The Importance of Self-Forgiveness on the Path to Recovery from Gambling Addiction

July 22, 2020
The Florida Council on Compulsive Gambling, Inc.

Gambling disorder is treatable and is widely recognized in the mental health community. Many individuals that have or are currently struggling with problem gambling face many difficulties, including but not limited to financial and legal troubles, emotional and domestic problems, family conflict, suicidal thoughts or attempts, and other mental health and domestic challenges such as anxiety, depression, and family neglect. 

Studies have also shown that problem gambling is widely linked to crime. A review of gambling research over 25 years suggests there is a high prevalence of gamblers committing a crime to feed their habit, said the Howard League for Penal Reform in a study released on Monday, May 29th, 2020 [1]. 2018-2019 888-ADMIT-IT HelpLine data showed that Illegal acts were reportedly committed by 29% of the gamblers to help finance their gambling addiction. The most common illegal acts reported were fraud (66%) (bad checks, forgery, etc.), larceny/theft (35%), and embezzlement (13%) [2]. 

In recent events right here in Florida, a dispute over a gambling debt turned violent and sadly led to the death of a 19 year-old-football player in a shootout that also left two others injured [3]. Our job at the FCCG is to provide hope and help for those individuals who are experiencing gambling-related problems. We provide the resources necessary for individuals to start on the path to recovery from gambling disorder. Listen to the experiences of these callers, as they share how they found help and hope for gambling addiction through the 888-ADMIT-IT HelpLine: 

Self-forgiveness is a topic that is discussed in our Peer Connect calls. The Peer Connect Program is a resource we use to connect HelpLine callers with other individuals who are further along the path of recovery from gambling disorder. When debts, crimes, and legal issues result from problem gambling, individuals who struggle with this disorder may additionally be filled with feelings of guilt and shame. However, one can begin to understand that self-forgiveness is an important part of leaving gambling disorder behind in taking steps towards recovery. The completely confidential 888-ADMIT-IT HelpLine connects individuals in need with self-help, treatment, and many other resources that inspire self-forgiveness on the path to recovery. 
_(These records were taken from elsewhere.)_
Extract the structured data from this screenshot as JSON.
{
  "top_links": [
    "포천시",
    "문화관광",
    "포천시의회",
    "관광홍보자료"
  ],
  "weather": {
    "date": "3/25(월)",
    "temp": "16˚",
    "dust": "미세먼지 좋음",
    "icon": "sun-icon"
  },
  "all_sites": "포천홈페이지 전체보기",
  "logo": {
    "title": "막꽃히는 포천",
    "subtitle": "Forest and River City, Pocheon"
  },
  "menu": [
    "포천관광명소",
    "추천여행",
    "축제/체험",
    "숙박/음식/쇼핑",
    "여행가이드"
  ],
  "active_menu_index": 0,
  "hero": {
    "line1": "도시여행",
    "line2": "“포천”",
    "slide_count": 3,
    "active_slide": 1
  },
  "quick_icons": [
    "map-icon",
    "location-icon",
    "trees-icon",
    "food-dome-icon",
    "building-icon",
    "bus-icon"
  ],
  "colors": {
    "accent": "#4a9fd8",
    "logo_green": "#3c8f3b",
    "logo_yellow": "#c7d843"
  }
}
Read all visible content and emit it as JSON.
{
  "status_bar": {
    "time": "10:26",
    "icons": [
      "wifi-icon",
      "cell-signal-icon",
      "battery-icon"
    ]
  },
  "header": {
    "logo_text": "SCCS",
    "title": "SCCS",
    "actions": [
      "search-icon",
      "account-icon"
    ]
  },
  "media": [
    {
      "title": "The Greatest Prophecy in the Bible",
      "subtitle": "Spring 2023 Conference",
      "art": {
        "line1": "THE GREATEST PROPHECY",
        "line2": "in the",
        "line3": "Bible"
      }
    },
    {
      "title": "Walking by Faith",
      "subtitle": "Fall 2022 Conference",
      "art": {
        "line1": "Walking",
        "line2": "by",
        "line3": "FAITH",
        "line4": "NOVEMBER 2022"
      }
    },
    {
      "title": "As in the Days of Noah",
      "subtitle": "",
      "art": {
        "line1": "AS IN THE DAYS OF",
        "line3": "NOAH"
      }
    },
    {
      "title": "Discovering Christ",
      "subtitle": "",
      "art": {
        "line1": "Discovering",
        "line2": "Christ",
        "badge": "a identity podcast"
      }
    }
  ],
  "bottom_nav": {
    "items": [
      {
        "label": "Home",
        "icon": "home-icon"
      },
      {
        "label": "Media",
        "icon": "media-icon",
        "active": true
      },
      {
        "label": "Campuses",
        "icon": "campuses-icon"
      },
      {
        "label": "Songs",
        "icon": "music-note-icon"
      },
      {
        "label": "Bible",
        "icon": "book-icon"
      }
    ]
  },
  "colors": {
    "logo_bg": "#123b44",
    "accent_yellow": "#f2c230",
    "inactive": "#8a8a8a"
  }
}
The first step on the path of moving forward and leaving problem gambling behind is reaching out for help.

If a loved one is engaged in gambling, or if you’re worried about yourself, know that help and hope are available through the 888-ADMIT-IT Problem Gambling HelpLine. 

The FCCG’s 24-hour confidential and multilingual HelpLine may be reached by calling 888-ADMIT-IT (888-236-4848), texting (321) 978-0555, emailing fccg@gamblinghelp.org, initiating a live chat at gamblinghelp.org, or by reaching out to us on social media platforms, such as Facebook and Twitter.

[1] Altaner, David. Problem Gambling Widely Linked To Crime, Study Says. 1 June 2020, gamblingcompliance.com/premium-content/insights_analysis/problem-gambling-widely-linked-crime-study-says.

[2] 24-Hour Problem Gambling HelpLine Annual Report., 2019 ed., The Florida Council on Compulsive Gambling, Inc., 2019, 24-Hour Problem Gambling HelpLine Annual Report

[3] Reports, Staff. “19-Year-Old Former Football Player Killed, 2 Shot in Merritt Island after Dispute.” Florida Today, Florida Today, 18 June 2020, www.floridatoday.com/story/news/crime/2020/06/18/three-men-including-19-year-old-injured-in-merritt-island-shootout/3212706001/.